The task: When checking the entries below, count every line with the word "protection", then give only that number.

Data to examine:

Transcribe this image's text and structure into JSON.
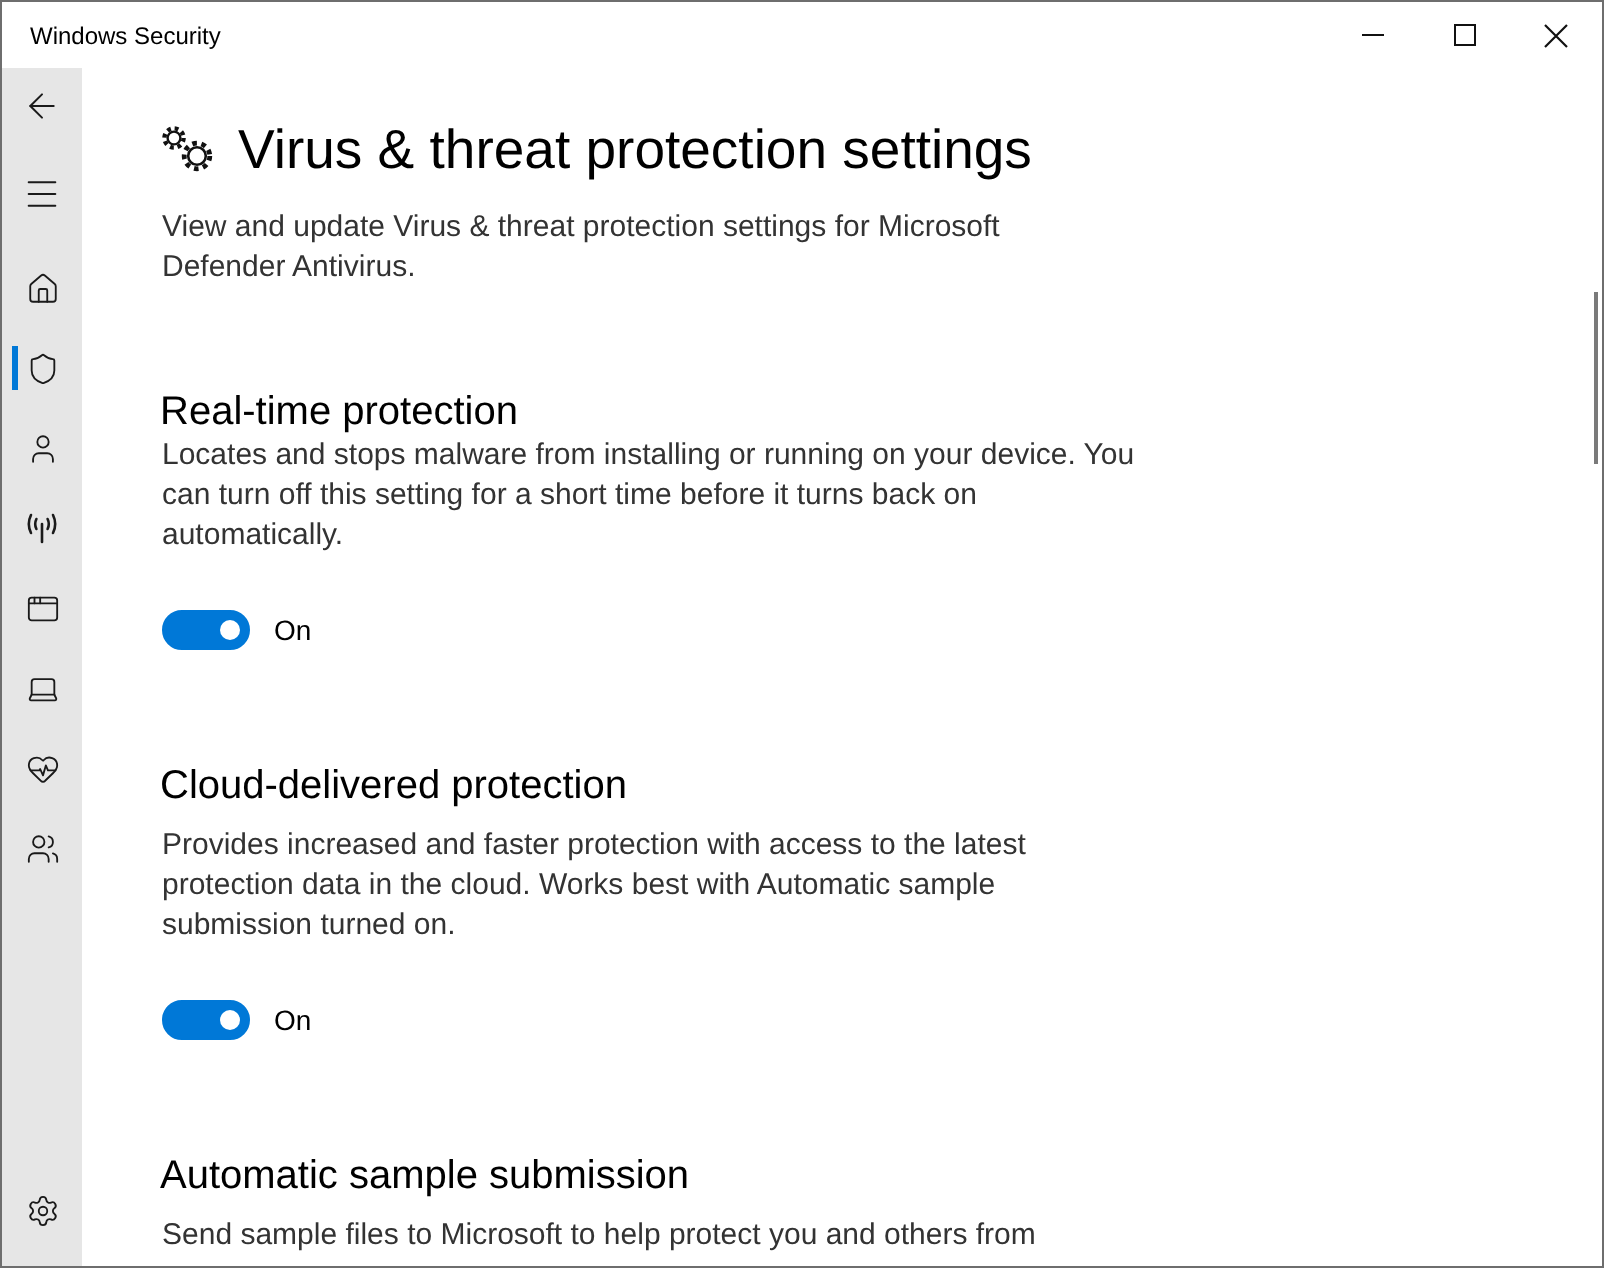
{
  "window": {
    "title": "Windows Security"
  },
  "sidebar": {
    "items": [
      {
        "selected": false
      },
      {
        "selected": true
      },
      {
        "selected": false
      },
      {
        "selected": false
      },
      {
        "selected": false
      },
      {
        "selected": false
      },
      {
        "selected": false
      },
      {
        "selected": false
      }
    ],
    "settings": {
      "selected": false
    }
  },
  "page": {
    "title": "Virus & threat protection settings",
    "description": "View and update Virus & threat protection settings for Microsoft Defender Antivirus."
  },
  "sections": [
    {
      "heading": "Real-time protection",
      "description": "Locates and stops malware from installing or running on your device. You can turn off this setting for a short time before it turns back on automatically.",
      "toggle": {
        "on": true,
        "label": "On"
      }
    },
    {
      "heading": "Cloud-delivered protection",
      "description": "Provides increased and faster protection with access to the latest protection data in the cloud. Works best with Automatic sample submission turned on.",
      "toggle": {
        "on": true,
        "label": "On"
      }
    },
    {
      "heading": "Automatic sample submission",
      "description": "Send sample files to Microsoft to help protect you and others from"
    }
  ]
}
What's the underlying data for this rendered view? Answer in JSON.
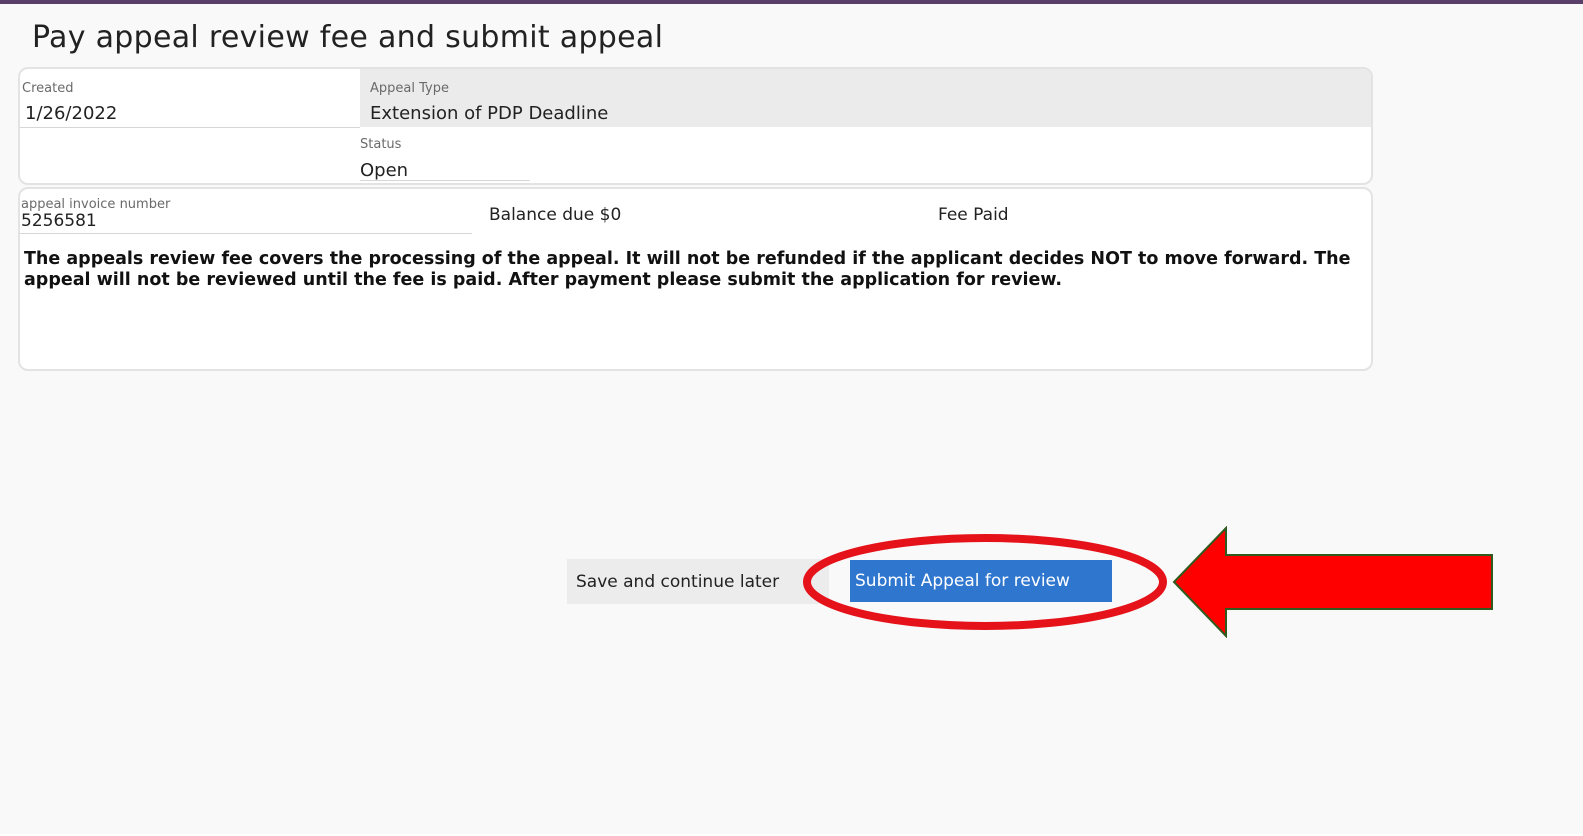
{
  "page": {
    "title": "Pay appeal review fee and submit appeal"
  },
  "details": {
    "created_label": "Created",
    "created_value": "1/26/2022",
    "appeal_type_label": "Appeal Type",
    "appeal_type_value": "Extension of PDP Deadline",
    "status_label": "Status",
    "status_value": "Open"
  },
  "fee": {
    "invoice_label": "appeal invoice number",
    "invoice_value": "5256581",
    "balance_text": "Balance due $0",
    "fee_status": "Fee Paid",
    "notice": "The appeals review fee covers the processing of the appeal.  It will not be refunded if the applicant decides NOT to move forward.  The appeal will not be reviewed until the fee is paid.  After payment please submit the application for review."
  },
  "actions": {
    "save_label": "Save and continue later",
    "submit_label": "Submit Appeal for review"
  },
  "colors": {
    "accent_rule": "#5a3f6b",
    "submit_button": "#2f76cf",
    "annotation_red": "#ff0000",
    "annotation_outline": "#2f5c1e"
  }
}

Solution to this task: 5